Did you know that Donald Trump is not only the world's first ambulatory merkin, but also a wizard? Like a whale that sprouted eyebrows and a strangely puckered mouth hole, Trump yesterday told an audience that he possesses a sort of refined terrorism sonar that must certainly put him ahead of the other candidates in a crowded Republican field.

“In my book I predicted terrorism because I can feel it,” he told a rapt crowd at crowd at Tennessee’s Knoxville Convention Center last night. “I can feel it like I feel a good location.” Like these?

Trump maintains that proof of his gift is evident in the pages of his 2000 book, The America We Deserve, in which he warned of the wrath of Osama Bin Laden. He also predicted that WMDs would be used on an American city, but no matter: “I really believe I have an instinct for this kind of thing,” he glowed.

Trump did not use his powers to warn Paris of its impending attacks, however.
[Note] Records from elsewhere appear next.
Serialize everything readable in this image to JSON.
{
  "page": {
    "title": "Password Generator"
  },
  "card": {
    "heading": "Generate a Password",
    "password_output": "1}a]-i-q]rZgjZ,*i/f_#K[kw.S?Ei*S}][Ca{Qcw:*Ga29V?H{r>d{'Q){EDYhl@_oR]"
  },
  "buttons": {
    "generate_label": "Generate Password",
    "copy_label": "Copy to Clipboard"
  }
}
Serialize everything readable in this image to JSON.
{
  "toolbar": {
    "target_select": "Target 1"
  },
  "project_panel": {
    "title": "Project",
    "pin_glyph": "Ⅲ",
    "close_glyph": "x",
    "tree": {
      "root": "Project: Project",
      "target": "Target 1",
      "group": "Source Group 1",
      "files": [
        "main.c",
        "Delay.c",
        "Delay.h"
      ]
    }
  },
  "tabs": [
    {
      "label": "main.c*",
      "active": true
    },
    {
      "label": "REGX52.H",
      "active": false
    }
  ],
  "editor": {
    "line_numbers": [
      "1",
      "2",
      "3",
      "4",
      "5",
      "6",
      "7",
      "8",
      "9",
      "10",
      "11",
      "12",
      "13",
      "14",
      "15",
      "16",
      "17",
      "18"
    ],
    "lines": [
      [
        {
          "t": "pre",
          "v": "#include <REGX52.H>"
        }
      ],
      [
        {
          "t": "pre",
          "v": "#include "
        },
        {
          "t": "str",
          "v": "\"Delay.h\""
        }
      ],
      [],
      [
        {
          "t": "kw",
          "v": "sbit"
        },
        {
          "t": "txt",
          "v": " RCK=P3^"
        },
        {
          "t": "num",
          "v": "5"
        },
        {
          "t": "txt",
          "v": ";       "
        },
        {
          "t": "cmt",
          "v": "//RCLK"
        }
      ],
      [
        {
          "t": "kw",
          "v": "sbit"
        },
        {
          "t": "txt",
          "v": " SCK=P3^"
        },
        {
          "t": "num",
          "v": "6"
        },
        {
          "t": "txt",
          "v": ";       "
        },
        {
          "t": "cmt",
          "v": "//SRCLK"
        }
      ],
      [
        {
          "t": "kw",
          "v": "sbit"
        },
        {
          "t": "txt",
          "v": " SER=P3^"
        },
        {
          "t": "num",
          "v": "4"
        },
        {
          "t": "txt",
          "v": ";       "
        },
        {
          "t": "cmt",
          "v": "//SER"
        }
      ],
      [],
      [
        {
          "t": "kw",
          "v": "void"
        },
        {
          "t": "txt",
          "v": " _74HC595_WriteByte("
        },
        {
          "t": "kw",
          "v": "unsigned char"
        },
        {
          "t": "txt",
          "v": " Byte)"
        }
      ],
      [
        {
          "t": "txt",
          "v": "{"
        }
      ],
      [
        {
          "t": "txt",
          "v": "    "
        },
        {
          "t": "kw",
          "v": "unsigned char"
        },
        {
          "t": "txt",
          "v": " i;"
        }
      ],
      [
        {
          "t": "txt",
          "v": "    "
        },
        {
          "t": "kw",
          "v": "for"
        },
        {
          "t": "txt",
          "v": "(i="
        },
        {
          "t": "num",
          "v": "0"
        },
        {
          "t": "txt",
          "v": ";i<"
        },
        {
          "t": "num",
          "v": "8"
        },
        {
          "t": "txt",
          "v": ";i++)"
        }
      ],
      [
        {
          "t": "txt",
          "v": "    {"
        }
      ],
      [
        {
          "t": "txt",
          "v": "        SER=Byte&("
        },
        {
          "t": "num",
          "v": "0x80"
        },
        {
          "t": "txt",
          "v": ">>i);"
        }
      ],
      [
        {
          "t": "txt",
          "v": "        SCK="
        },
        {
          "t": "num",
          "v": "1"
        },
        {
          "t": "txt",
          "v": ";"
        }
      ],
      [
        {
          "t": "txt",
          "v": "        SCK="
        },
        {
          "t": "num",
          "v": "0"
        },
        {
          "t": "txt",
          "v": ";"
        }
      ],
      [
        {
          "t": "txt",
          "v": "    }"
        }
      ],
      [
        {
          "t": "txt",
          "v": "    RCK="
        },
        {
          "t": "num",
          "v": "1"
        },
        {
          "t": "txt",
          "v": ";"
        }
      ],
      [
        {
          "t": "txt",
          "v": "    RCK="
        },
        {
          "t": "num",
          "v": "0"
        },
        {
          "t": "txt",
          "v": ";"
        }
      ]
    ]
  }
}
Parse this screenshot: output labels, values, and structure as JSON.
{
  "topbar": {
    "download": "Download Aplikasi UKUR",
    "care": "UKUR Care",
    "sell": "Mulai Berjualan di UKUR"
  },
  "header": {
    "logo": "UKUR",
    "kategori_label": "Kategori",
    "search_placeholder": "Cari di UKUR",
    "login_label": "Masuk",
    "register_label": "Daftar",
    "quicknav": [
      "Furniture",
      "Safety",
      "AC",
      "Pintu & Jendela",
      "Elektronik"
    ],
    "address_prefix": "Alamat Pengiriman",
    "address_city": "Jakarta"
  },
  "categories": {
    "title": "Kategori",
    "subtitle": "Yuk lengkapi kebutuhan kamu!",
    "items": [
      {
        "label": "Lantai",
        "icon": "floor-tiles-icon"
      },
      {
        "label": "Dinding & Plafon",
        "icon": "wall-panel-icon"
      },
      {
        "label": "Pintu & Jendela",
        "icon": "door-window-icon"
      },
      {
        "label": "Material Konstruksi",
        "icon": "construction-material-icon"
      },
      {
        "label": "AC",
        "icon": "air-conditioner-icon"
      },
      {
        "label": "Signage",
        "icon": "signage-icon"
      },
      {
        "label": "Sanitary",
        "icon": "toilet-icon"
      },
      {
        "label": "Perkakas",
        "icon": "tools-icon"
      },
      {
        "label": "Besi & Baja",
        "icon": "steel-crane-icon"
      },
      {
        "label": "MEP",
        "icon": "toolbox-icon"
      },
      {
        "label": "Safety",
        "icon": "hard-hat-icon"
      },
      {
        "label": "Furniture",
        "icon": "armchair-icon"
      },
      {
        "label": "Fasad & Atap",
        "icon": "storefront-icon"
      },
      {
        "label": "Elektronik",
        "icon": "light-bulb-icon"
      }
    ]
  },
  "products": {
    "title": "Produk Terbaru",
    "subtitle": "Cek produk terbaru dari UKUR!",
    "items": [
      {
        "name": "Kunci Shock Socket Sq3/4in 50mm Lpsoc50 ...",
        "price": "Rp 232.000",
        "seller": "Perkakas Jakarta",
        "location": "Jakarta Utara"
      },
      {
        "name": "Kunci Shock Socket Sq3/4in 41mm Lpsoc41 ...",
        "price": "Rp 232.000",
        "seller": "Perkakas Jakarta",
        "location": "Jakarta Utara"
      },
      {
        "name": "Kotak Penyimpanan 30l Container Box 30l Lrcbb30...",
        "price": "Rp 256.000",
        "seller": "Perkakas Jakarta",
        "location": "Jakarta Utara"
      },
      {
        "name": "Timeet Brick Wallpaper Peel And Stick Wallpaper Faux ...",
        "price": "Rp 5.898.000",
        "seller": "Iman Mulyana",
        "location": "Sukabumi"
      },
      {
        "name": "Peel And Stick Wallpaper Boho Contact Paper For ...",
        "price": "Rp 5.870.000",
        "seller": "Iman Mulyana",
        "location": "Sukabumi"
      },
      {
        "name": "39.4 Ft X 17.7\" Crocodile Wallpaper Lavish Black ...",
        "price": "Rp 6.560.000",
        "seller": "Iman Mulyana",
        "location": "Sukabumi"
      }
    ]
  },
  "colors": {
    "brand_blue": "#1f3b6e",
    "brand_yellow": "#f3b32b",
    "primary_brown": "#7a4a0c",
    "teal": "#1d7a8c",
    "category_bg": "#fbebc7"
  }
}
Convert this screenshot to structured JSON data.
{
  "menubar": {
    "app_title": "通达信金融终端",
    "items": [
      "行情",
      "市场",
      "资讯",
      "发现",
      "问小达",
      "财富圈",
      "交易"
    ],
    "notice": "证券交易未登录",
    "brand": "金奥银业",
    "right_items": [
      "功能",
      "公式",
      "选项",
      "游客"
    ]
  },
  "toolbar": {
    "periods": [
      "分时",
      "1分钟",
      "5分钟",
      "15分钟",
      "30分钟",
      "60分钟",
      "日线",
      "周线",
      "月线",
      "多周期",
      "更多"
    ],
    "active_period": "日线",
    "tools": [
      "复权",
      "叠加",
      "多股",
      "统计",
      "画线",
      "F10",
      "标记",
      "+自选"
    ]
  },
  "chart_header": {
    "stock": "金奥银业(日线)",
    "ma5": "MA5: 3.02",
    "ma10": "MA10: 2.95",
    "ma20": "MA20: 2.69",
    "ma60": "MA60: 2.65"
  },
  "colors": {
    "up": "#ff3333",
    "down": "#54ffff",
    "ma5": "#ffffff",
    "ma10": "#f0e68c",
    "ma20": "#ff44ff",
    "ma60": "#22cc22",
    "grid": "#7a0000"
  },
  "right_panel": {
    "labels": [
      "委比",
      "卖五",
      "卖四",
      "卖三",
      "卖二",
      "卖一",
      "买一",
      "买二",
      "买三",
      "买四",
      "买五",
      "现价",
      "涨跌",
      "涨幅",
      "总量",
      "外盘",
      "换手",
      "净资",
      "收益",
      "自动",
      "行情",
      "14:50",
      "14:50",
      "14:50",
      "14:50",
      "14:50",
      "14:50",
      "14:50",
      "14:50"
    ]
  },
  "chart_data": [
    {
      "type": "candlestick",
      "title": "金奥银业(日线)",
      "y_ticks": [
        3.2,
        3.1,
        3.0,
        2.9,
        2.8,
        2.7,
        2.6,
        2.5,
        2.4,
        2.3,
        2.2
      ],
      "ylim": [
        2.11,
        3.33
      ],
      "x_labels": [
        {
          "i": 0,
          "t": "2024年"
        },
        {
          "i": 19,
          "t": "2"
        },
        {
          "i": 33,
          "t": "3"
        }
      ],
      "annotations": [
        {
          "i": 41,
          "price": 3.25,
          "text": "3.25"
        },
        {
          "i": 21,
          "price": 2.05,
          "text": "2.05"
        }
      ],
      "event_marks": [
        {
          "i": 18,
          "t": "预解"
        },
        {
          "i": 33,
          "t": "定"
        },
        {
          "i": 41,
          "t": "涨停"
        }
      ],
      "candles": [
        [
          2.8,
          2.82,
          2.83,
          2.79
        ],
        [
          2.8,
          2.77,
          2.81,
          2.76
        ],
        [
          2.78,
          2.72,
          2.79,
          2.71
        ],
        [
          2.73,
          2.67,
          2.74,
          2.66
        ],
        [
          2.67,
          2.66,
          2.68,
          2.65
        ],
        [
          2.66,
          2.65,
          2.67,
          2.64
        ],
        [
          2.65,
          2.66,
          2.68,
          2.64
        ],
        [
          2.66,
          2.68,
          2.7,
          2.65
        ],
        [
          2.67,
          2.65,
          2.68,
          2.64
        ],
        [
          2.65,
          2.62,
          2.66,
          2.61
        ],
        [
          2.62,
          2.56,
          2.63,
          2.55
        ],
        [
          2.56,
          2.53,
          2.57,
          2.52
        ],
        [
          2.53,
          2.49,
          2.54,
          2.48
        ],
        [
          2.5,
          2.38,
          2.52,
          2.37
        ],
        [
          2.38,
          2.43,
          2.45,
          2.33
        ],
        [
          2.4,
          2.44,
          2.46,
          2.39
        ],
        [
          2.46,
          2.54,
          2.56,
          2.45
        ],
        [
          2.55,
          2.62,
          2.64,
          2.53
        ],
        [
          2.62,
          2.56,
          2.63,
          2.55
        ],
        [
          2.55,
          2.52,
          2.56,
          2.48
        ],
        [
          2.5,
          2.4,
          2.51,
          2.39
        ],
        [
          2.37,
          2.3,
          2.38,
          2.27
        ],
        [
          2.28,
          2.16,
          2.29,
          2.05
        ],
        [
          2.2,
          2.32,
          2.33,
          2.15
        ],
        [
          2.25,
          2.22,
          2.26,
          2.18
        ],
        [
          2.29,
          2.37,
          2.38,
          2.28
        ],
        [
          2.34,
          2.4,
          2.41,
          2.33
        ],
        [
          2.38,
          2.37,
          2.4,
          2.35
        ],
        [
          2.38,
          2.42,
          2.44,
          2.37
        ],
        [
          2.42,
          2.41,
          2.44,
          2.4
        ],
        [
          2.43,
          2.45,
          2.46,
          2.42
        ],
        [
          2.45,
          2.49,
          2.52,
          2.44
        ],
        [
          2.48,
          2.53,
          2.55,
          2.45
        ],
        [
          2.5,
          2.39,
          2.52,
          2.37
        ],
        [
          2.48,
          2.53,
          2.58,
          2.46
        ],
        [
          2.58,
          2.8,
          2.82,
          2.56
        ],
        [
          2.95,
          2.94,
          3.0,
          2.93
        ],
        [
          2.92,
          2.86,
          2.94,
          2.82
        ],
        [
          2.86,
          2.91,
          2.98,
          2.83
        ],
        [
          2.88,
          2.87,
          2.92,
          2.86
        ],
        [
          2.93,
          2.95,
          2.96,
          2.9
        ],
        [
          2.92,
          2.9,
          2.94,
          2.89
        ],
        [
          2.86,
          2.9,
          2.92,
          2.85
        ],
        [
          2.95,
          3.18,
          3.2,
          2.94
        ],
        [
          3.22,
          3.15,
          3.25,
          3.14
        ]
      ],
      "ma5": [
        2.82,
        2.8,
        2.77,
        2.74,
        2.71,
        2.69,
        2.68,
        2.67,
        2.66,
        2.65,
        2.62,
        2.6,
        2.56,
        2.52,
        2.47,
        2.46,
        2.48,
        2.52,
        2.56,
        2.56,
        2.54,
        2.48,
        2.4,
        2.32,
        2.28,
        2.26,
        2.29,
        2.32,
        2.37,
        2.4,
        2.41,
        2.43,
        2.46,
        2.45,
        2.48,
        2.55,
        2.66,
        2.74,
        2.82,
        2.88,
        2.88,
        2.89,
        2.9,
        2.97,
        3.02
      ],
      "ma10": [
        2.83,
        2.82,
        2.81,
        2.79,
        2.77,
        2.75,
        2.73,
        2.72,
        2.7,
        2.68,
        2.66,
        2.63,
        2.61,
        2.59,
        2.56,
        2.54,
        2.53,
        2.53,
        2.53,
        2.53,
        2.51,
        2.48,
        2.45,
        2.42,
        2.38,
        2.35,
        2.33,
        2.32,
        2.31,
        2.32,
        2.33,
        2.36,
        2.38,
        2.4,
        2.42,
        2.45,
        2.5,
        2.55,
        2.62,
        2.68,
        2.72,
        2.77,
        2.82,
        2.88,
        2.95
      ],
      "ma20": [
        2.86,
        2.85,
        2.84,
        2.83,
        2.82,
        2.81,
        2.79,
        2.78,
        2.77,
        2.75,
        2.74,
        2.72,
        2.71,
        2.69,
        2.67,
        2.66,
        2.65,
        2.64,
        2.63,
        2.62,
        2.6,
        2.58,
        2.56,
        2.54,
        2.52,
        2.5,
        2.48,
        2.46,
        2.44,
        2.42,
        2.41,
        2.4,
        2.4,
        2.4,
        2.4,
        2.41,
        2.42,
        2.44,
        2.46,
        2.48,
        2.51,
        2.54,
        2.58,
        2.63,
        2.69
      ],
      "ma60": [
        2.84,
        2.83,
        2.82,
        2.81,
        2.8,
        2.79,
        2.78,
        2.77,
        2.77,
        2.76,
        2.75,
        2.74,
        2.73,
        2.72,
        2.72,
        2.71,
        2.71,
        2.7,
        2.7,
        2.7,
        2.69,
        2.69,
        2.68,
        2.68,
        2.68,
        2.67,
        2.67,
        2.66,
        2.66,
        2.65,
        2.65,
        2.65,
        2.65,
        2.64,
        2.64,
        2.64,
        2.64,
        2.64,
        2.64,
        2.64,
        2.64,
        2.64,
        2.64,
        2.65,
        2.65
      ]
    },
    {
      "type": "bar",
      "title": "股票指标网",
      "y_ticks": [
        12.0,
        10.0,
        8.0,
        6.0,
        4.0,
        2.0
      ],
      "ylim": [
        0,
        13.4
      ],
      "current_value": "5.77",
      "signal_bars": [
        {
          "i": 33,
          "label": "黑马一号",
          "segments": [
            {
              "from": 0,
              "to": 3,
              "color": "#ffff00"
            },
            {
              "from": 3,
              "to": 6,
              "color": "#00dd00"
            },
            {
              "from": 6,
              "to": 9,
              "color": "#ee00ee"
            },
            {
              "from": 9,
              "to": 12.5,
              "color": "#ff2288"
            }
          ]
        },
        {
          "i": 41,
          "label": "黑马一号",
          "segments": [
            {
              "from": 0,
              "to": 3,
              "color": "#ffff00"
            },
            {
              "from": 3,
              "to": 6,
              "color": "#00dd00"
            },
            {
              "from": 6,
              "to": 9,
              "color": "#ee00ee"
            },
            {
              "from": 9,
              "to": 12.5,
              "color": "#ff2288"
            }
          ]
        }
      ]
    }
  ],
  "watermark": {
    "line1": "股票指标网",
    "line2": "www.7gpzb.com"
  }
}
And it doesn't seem like he'd use them to herald any sort of future peace, either, offering during a speech in Iowa that he would "bomb the shit" out of ISIS's oil fields and instate a ring of protective troops as they were rebuilt. He'd then build a "big, beautiful safe zone" using his real estate chops.

Regardless of Trump's powers as soothsayer, he doesn't have an especially strong grip on readily available facts. The fact-checking website Politifact identifies 61 percent of Trump's public claims as utterly false, with an additional 13 percent as "mostly false."

But what is primary season if not a prolonged opportunity for presidential hopefuls to spew whatever farcical pablum they want—unsourced data are delivered as irrefutable fact, irrefutable facts are pieced together through some grab bag of half-truths and bald-faced lies, and promises of a unicorn in every pot is delivered with a straight face and an assertive thumb gesture. As Trump said in his own pat phrasing: "How stupid are the people of the country to believe this crap?"